Why so interested in the cdf? Because of a nice method for sampling called the inverse transform method which states that as long as we can invert F, we can also sample from it. For quick reference, if is the inverse of the cdf and , then follows the distribution with cdf F.
After I invert F, I have to evaluate a lot of times. How many times, you ask? As many as the samples we want to use and usually, we want a lot of them. If the inverse of the cdf is costly to evaluate or impossible to write down, a good alternative could be to use interpolation to approximate it. Let’s take a look at the whole trick with an example.
Let’s say that we want to pick samples from the standard normal distribution, which has a probability density function
As this probability distribution pops up everywhere (see central limit theorem), there are many ways to pick samples from it. But let’s continue. We know from before the definition of the cdf, so in this case it will be,
Unfortunately, it’s not obvious how to invert F, so it won’t be easy to sample from the standard normal.
Here’s what we are gonna do. First, we will take a set of points in [-6,6] and define . In python,
# PDF of the standard normal distribution. p = lambda t : exp(-t**2/2.0)/sqrt(2*pi); # CDF of the standard normal distribution. F = lambda x : (quad(p,-inf,x)); # Take discrete points (x,F(x)) Ns = 40; x = linspace(-6,6,Ns); y = zeros(Ns) for i in xrange(Ns): y[i] = F(x[i]); # Interpolate F Fint = interp1d(x,y);
Plotting the points, along with an 1D interpolation of them using a linear spline gives,
In order to progress, we need an approximation for the inverse of the interpolating polynomial (shown in green above). Perhaps surprisingly, this isn’t so difficult as it sounds. One solution is to interpolate backwards, i.e,
Finv = interp1d(y,x);
Thus, since by definition and for all i’s, we arrive at . So, it seems it was a good idea to interpolate backwards.
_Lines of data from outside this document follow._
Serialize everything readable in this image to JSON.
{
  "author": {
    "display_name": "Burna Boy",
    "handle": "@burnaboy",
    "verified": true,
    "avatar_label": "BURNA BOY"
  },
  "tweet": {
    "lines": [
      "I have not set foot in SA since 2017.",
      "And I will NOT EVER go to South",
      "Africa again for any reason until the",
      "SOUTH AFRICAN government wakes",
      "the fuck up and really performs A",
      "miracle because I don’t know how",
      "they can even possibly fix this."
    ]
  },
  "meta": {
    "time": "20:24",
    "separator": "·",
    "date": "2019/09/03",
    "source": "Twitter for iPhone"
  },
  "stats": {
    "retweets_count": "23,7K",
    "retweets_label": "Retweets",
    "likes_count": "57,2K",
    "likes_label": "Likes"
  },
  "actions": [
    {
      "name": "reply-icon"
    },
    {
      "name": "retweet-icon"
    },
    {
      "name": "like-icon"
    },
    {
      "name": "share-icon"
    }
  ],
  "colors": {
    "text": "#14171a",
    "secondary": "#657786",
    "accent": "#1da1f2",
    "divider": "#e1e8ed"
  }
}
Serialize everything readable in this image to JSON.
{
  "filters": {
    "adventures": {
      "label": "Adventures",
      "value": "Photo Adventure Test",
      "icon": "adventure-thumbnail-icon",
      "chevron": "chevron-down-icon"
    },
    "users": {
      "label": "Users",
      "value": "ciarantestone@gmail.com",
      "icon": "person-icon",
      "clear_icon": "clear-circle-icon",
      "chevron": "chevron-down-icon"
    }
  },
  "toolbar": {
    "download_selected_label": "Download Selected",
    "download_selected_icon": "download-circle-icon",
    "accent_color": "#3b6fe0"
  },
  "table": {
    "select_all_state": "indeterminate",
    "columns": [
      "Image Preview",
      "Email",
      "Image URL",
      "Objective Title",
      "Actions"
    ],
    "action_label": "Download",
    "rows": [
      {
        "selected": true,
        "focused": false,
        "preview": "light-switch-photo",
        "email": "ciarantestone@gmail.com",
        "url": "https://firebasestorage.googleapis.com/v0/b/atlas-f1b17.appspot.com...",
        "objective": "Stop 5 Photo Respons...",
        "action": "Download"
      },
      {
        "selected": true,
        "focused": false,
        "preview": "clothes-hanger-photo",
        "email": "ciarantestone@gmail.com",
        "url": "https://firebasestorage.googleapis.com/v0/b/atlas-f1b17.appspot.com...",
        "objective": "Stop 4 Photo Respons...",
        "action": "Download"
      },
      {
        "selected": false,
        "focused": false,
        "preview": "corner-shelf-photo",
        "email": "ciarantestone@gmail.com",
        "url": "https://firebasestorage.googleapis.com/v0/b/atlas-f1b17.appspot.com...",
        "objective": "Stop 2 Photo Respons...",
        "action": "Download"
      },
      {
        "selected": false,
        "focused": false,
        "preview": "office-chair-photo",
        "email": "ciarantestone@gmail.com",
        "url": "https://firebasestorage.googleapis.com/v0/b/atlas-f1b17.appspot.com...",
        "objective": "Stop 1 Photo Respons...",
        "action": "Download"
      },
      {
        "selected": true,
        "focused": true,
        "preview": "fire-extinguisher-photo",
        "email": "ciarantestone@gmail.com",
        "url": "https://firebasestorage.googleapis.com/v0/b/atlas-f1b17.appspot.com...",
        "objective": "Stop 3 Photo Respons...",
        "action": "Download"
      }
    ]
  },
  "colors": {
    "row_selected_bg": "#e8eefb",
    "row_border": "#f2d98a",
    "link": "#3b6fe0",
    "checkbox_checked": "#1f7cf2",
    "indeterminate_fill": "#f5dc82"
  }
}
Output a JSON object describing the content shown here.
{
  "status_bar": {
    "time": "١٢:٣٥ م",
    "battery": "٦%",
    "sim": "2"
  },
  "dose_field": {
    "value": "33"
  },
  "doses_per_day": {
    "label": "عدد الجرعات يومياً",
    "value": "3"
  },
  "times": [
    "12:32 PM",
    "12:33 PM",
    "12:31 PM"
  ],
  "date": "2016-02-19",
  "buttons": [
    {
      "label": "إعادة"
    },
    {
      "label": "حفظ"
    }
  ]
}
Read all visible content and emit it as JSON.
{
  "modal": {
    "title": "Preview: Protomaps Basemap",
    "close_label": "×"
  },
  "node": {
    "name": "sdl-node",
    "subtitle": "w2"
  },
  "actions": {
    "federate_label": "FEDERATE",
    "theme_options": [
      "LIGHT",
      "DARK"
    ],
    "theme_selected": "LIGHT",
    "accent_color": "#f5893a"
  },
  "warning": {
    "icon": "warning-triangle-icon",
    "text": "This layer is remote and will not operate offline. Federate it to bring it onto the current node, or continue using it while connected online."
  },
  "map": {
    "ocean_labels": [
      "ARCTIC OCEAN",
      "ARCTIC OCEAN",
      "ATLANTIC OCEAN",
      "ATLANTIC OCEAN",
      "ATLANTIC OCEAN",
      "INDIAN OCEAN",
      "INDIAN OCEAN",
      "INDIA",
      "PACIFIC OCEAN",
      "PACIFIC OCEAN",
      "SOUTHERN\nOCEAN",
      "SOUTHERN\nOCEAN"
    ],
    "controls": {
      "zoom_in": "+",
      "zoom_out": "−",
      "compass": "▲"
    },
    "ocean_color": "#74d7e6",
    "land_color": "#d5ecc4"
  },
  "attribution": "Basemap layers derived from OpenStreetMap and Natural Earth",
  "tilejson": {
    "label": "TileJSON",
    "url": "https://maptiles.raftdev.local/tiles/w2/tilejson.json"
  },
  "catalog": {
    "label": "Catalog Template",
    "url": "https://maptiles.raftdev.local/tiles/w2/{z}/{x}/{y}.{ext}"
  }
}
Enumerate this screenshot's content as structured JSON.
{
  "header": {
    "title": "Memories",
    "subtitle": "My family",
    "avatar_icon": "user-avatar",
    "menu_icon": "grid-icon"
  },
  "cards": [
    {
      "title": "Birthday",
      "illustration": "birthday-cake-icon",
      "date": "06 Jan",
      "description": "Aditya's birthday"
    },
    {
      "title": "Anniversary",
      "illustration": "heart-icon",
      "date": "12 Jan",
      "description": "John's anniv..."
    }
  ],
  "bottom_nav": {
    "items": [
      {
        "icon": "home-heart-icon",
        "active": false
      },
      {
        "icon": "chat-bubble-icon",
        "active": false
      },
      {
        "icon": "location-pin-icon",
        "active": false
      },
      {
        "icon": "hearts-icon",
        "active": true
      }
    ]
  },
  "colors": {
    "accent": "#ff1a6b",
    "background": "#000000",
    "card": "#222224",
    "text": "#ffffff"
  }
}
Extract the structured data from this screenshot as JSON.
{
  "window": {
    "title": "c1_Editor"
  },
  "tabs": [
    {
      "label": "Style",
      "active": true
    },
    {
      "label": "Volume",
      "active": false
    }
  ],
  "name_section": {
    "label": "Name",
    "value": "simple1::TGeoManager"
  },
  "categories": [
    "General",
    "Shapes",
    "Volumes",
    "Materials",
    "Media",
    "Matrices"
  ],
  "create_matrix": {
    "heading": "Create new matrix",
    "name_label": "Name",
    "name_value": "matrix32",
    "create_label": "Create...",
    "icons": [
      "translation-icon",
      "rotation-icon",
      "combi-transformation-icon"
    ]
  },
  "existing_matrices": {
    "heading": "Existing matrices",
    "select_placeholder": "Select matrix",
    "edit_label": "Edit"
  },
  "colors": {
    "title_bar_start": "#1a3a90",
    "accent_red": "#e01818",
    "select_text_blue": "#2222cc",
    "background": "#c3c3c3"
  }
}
Now, let’s try to sample.
Sampling from the distribution by using Finv
The algorithm states that if we wish for N samples from the distribution with cdf F, we should generate N samples from the uniform distribution in [0,1] and then use the inverse of F to get the samples we need. Let’s try that, using Finv instead of
N = 1e+6; u = rand(N) # Now, we need to calculate Finv(u), which will # gives us the samples we want. x = Finv(u);</pre>
Pitfalls & Advantages
OK. So the method works and allows us to generate samples from a distribution, given its cdf. Now let’s take a moment to think about some of the dangers/assumptions of this method.
- It assumes that the inverse of the cdf is approximated by a polynomial of degree p. That may or may not be the case. Luckily, we can use the usual smoothness arguments & upper bounds to say something here. 🙂
- We are not really sampling from F but from a distribution close to F. Remember that F is defined for every whereas our Fint is only defined in an . Unless we use a large (and distribution specific) interval, we are bound to lose some of the rare events of the distribution.
- We need to balance the number of points we use for the interpolation with the accuracy of the sampling. The problem is not the construction of the interpolating polynomial/spline. That only has to happen once, in the beginning of the whole process. The problem is the evaluation of Finv, which may (and will) be expensive if we used a lot of nodes in the beginning.
And what we gained,
- We don’t have to move on to a more complicated method immediately after we find out that F is difficult to invert.
- This method works verbatim for almost arbitrary F. Even if your f is an ugly function which, god knows how, it qualifies to be a pdf, this method will try to give you samples that follow that f.
- It has a “Why didn’t I think of that?” vibe!
Want the full code? Grab it from here.